◆ **WORK INSTRUCTION**
Find the string "file" in the records. Copy every line it appears in.

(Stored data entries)
******************************
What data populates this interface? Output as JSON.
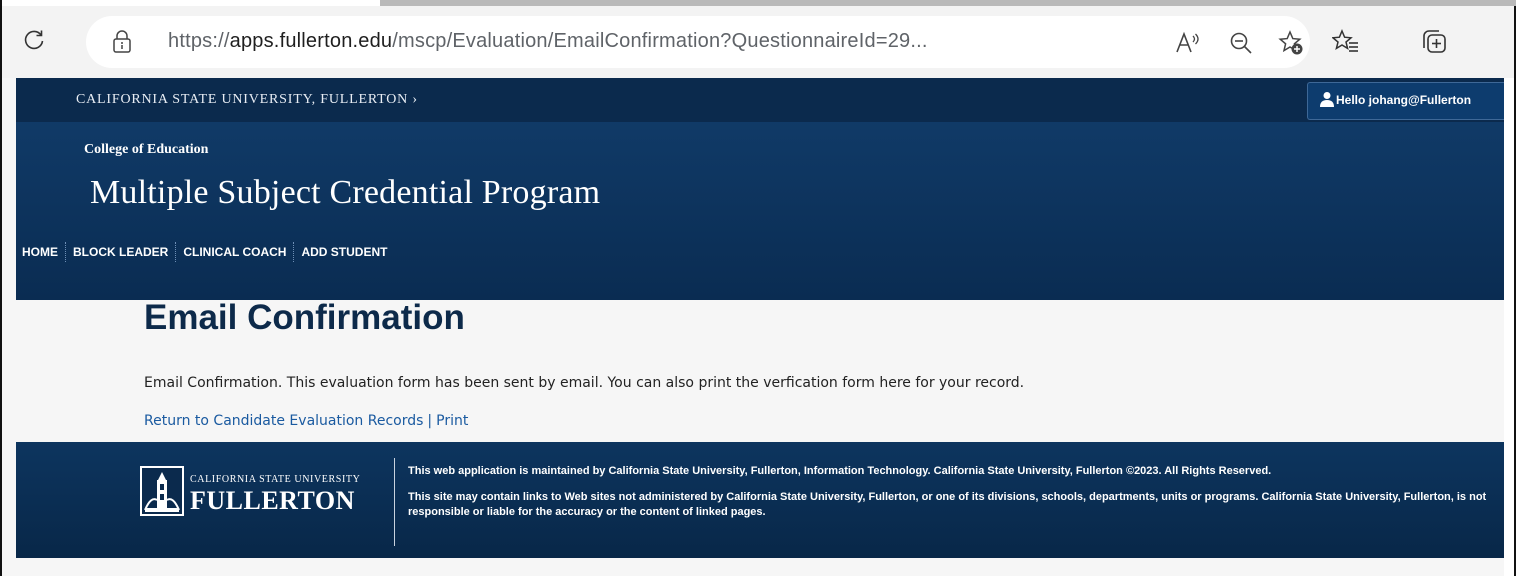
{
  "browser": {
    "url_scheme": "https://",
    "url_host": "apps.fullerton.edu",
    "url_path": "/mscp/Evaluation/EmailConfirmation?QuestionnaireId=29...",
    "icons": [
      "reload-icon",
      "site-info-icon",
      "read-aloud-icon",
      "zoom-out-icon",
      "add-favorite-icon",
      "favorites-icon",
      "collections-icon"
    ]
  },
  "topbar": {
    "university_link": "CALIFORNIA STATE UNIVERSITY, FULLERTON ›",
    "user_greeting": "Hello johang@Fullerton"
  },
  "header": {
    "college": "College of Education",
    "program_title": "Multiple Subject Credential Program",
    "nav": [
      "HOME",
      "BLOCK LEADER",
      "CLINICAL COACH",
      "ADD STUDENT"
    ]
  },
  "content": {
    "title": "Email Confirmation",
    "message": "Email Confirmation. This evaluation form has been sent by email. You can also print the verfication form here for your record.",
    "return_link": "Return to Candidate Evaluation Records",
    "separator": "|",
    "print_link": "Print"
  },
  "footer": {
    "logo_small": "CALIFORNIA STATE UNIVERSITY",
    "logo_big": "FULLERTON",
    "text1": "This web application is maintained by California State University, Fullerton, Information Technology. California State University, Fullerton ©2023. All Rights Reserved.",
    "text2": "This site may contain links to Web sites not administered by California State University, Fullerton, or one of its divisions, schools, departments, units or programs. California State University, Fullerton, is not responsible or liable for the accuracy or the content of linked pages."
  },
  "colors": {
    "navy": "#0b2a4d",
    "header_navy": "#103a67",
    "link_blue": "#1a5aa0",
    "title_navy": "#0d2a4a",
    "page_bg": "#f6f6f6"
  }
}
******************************
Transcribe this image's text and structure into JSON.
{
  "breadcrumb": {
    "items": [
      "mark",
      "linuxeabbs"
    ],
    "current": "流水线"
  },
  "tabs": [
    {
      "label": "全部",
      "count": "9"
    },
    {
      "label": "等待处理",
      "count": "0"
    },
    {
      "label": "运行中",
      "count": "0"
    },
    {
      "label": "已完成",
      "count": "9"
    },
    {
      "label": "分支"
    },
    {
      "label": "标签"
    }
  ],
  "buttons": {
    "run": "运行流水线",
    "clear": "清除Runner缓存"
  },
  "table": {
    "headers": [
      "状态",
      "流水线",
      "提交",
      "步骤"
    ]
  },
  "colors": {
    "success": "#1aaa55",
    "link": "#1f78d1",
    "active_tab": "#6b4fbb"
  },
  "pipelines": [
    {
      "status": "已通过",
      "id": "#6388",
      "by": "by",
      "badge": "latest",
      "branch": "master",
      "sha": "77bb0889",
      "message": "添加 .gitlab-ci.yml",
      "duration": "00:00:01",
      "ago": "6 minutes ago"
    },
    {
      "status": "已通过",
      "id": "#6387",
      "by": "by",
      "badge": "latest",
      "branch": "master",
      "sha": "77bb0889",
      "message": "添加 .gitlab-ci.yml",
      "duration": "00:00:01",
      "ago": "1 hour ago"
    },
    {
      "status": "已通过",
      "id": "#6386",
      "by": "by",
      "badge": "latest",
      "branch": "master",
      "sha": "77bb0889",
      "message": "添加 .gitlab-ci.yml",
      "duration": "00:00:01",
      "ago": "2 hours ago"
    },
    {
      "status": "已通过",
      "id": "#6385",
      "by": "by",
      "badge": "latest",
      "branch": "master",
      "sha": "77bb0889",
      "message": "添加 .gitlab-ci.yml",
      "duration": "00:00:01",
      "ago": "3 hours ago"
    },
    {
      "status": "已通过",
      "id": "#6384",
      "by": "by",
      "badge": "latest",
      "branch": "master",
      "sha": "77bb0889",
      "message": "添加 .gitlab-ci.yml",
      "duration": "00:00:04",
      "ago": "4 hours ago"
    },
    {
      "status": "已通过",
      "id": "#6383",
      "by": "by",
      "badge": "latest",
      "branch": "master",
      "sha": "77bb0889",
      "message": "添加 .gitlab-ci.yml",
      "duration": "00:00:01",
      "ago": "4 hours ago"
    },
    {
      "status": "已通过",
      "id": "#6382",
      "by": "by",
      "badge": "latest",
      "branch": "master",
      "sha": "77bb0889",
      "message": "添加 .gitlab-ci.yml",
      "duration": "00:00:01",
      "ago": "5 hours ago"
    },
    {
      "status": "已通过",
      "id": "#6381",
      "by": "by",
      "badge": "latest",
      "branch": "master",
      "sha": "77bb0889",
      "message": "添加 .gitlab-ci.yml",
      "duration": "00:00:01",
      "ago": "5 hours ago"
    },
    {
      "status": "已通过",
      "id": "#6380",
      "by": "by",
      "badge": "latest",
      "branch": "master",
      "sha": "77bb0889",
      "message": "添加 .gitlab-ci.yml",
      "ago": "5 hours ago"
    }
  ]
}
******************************
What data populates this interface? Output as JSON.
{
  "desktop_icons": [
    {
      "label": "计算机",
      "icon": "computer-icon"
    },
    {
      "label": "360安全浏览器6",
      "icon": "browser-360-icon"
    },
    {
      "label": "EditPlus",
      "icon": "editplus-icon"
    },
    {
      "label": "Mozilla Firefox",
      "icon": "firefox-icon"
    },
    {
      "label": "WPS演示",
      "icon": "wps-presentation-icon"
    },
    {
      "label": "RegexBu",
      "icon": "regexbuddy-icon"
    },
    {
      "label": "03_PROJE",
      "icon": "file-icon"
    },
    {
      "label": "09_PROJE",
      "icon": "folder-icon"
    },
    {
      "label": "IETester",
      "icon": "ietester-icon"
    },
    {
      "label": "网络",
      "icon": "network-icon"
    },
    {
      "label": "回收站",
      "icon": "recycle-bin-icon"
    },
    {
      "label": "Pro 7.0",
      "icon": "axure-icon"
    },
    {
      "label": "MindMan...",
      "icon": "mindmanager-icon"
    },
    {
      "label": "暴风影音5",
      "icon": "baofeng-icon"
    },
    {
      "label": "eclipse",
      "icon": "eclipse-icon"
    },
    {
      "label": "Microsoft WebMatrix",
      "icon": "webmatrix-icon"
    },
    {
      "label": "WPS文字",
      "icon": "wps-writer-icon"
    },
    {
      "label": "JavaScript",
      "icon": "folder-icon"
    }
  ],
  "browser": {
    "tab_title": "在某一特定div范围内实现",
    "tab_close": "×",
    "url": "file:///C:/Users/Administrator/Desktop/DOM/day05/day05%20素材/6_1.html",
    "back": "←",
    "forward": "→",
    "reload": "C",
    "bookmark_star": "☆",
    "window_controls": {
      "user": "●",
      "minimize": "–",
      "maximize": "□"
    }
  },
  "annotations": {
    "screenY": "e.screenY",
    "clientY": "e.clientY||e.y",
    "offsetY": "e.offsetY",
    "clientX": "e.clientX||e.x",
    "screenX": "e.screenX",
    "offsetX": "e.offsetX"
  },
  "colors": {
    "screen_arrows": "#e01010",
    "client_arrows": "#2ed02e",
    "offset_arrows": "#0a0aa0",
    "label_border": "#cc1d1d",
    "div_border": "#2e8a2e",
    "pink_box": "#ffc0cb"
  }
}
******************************
◆ **RESPONSE TO THE TASK**
      "icon": "file-icon"
    "url": "file:///C:/Users/Administrator/Desktop/DOM/day05/day05%20素材/6_1.html",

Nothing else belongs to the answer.